[RECORDS FOR THIS EXERCISE Boundary: Start]
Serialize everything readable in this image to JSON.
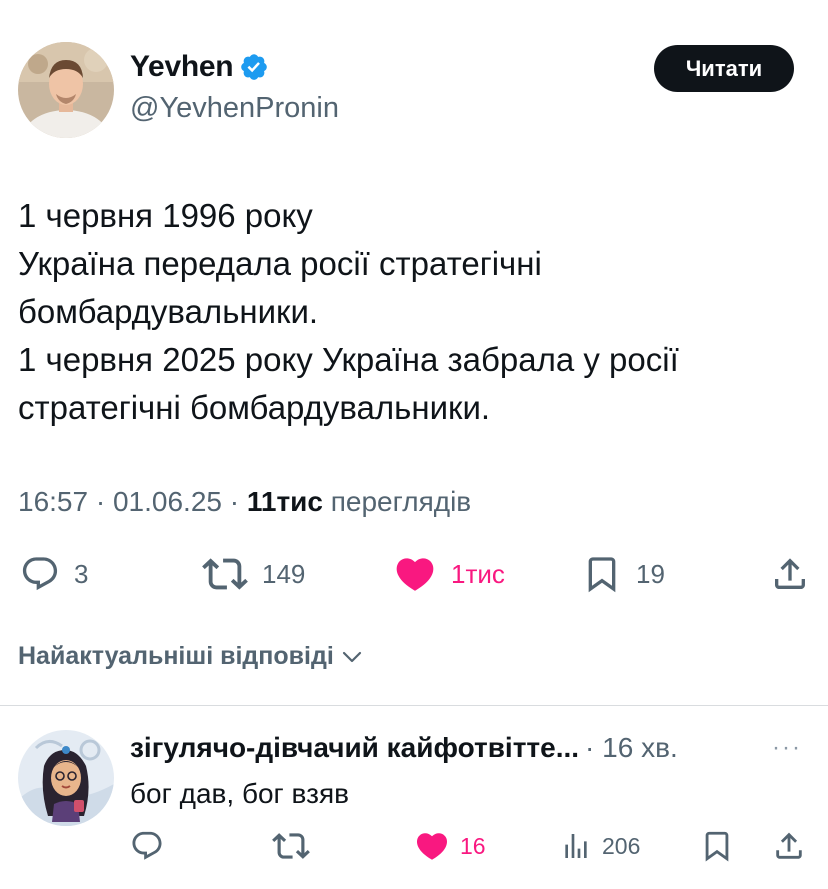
{
  "tweet": {
    "author_name": "Yevhen",
    "author_handle": "@YevhenPronin",
    "follow_label": "Читати",
    "text_lines": [
      "1 червня 1996 року",
      "Україна передала росії стратегічні",
      "бомбардувальники.",
      "1 червня 2025 року Україна забрала у росії",
      "стратегічні бомбардувальники."
    ],
    "time": "16:57",
    "date": "01.06.25",
    "separator": " · ",
    "views_count": "11тис",
    "views_label": " переглядів",
    "actions": {
      "reply_count": "3",
      "repost_count": "149",
      "like_count": "1тис",
      "bookmark_count": "19"
    }
  },
  "replies_header": "Найактуальніші відповіді",
  "reply": {
    "author_name": "зігулячо-дівчачий кайфотвітте...",
    "time": "· 16 хв.",
    "more_label": "···",
    "text": "бог дав, бог взяв",
    "actions": {
      "like_count": "16",
      "views_count": "206"
    }
  },
  "colors": {
    "text_primary": "#0f1419",
    "text_secondary": "#536471",
    "like_pink": "#f91880",
    "verified_blue": "#1d9bf0",
    "button_dark": "#0f1419"
  },
  "icons": [
    "verified-badge-icon",
    "reply-icon",
    "repost-icon",
    "like-icon",
    "bookmark-icon",
    "share-icon",
    "chevron-down-icon",
    "views-icon",
    "more-icon"
  ]
}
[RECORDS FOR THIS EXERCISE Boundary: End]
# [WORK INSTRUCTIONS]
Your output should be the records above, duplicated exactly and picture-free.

# [OUTPUT FOR THIS EXERCISE]
Serialize everything readable in this image to JSON.
{
  "tweet": {
    "author_name": "Yevhen",
    "author_handle": "@YevhenPronin",
    "follow_label": "Читати",
    "text_lines": [
      "1 червня 1996 року",
      "Україна передала росії стратегічні",
      "бомбардувальники.",
      "1 червня 2025 року Україна забрала у росії",
      "стратегічні бомбардувальники."
    ],
    "time": "16:57",
    "date": "01.06.25",
    "separator": " · ",
    "views_count": "11тис",
    "views_label": " переглядів",
    "actions": {
      "reply_count": "3",
      "repost_count": "149",
      "like_count": "1тис",
      "bookmark_count": "19"
    }
  },
  "replies_header": "Найактуальніші відповіді",
  "reply": {
    "author_name": "зігулячо-дівчачий кайфотвітте...",
    "time": "· 16 хв.",
    "more_label": "···",
    "text": "бог дав, бог взяв",
    "actions": {
      "like_count": "16",
      "views_count": "206"
    }
  },
  "colors": {
    "text_primary": "#0f1419",
    "text_secondary": "#536471",
    "like_pink": "#f91880",
    "verified_blue": "#1d9bf0",
    "button_dark": "#0f1419"
  },
  "icons": [
    "verified-badge-icon",
    "reply-icon",
    "repost-icon",
    "like-icon",
    "bookmark-icon",
    "share-icon",
    "chevron-down-icon",
    "views-icon",
    "more-icon"
  ]
}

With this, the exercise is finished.